╭─ Data shown
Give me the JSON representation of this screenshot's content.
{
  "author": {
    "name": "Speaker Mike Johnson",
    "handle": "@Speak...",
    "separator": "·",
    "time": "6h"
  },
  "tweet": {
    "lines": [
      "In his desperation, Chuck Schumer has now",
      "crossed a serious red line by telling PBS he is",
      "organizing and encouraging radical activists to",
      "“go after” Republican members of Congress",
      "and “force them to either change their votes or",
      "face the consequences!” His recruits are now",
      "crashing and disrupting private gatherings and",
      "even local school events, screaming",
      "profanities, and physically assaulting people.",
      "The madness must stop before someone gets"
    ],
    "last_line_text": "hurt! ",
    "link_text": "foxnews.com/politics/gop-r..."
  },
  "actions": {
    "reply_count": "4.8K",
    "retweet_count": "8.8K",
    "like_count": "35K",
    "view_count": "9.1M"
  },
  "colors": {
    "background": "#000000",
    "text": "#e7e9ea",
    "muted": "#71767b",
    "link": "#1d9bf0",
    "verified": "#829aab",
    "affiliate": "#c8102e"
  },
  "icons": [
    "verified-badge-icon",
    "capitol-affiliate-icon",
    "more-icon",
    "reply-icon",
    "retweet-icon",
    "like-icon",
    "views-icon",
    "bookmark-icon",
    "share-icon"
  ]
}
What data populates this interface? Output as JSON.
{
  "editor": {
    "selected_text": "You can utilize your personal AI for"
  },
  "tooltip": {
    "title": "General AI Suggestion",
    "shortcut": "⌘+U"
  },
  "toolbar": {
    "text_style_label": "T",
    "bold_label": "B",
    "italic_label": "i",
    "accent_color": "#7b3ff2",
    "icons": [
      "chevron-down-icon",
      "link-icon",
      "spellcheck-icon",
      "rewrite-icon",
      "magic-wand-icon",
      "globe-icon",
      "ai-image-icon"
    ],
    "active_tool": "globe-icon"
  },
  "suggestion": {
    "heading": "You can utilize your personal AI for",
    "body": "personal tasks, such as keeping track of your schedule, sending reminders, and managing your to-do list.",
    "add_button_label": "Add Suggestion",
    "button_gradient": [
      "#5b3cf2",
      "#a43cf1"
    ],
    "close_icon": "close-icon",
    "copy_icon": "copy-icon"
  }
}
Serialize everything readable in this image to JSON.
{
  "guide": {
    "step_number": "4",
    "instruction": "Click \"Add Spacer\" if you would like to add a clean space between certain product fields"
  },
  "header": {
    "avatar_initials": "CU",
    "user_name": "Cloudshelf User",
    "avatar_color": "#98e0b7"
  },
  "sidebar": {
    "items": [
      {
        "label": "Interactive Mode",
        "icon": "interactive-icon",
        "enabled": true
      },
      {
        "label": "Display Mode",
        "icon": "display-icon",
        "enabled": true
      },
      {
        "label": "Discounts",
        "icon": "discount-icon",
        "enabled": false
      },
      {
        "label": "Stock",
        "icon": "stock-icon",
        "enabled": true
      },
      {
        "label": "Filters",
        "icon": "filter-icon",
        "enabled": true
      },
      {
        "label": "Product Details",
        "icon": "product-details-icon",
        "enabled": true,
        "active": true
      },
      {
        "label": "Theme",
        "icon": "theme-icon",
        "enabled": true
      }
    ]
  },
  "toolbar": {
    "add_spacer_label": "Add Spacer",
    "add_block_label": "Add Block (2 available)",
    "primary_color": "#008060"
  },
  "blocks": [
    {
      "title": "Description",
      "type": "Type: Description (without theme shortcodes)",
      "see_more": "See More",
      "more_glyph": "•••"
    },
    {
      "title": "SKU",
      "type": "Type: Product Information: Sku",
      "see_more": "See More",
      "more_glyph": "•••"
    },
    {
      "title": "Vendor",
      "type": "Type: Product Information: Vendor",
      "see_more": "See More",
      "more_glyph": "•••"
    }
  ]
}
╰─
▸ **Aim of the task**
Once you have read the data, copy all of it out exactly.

▸ **Result for this exercise**
Give me the JSON representation of this screenshot's content.
{
  "author": {
    "name": "Speaker Mike Johnson",
    "handle": "@Speak...",
    "separator": "·",
    "time": "6h"
  },
  "tweet": {
    "lines": [
      "In his desperation, Chuck Schumer has now",
      "crossed a serious red line by telling PBS he is",
      "organizing and encouraging radical activists to",
      "“go after” Republican members of Congress",
      "and “force them to either change their votes or",
      "face the consequences!” His recruits are now",
      "crashing and disrupting private gatherings and",
      "even local school events, screaming",
      "profanities, and physically assaulting people.",
      "The madness must stop before someone gets"
    ],
    "last_line_text": "hurt! ",
    "link_text": "foxnews.com/politics/gop-r..."
  },
  "actions": {
    "reply_count": "4.8K",
    "retweet_count": "8.8K",
    "like_count": "35K",
    "view_count": "9.1M"
  },
  "colors": {
    "background": "#000000",
    "text": "#e7e9ea",
    "muted": "#71767b",
    "link": "#1d9bf0",
    "verified": "#829aab",
    "affiliate": "#c8102e"
  },
  "icons": [
    "verified-badge-icon",
    "capitol-affiliate-icon",
    "more-icon",
    "reply-icon",
    "retweet-icon",
    "like-icon",
    "views-icon",
    "bookmark-icon",
    "share-icon"
  ]
}
What data populates this interface? Output as JSON.
{
  "editor": {
    "selected_text": "You can utilize your personal AI for"
  },
  "tooltip": {
    "title": "General AI Suggestion",
    "shortcut": "⌘+U"
  },
  "toolbar": {
    "text_style_label": "T",
    "bold_label": "B",
    "italic_label": "i",
    "accent_color": "#7b3ff2",
    "icons": [
      "chevron-down-icon",
      "link-icon",
      "spellcheck-icon",
      "rewrite-icon",
      "magic-wand-icon",
      "globe-icon",
      "ai-image-icon"
    ],
    "active_tool": "globe-icon"
  },
  "suggestion": {
    "heading": "You can utilize your personal AI for",
    "body": "personal tasks, such as keeping track of your schedule, sending reminders, and managing your to-do list.",
    "add_button_label": "Add Suggestion",
    "button_gradient": [
      "#5b3cf2",
      "#a43cf1"
    ],
    "close_icon": "close-icon",
    "copy_icon": "copy-icon"
  }
}
Serialize everything readable in this image to JSON.
{
  "guide": {
    "step_number": "4",
    "instruction": "Click \"Add Spacer\" if you would like to add a clean space between certain product fields"
  },
  "header": {
    "avatar_initials": "CU",
    "user_name": "Cloudshelf User",
    "avatar_color": "#98e0b7"
  },
  "sidebar": {
    "items": [
      {
        "label": "Interactive Mode",
        "icon": "interactive-icon",
        "enabled": true
      },
      {
        "label": "Display Mode",
        "icon": "display-icon",
        "enabled": true
      },
      {
        "label": "Discounts",
        "icon": "discount-icon",
        "enabled": false
      },
      {
        "label": "Stock",
        "icon": "stock-icon",
        "enabled": true
      },
      {
        "label": "Filters",
        "icon": "filter-icon",
        "enabled": true
      },
      {
        "label": "Product Details",
        "icon": "product-details-icon",
        "enabled": true,
        "active": true
      },
      {
        "label": "Theme",
        "icon": "theme-icon",
        "enabled": true
      }
    ]
  },
  "toolbar": {
    "add_spacer_label": "Add Spacer",
    "add_block_label": "Add Block (2 available)",
    "primary_color": "#008060"
  },
  "blocks": [
    {
      "title": "Description",
      "type": "Type: Description (without theme shortcodes)",
      "see_more": "See More",
      "more_glyph": "•••"
    },
    {
      "title": "SKU",
      "type": "Type: Product Information: Sku",
      "see_more": "See More",
      "more_glyph": "•••"
    },
    {
      "title": "Vendor",
      "type": "Type: Product Information: Vendor",
      "see_more": "See More",
      "more_glyph": "•••"
    }
  ]
}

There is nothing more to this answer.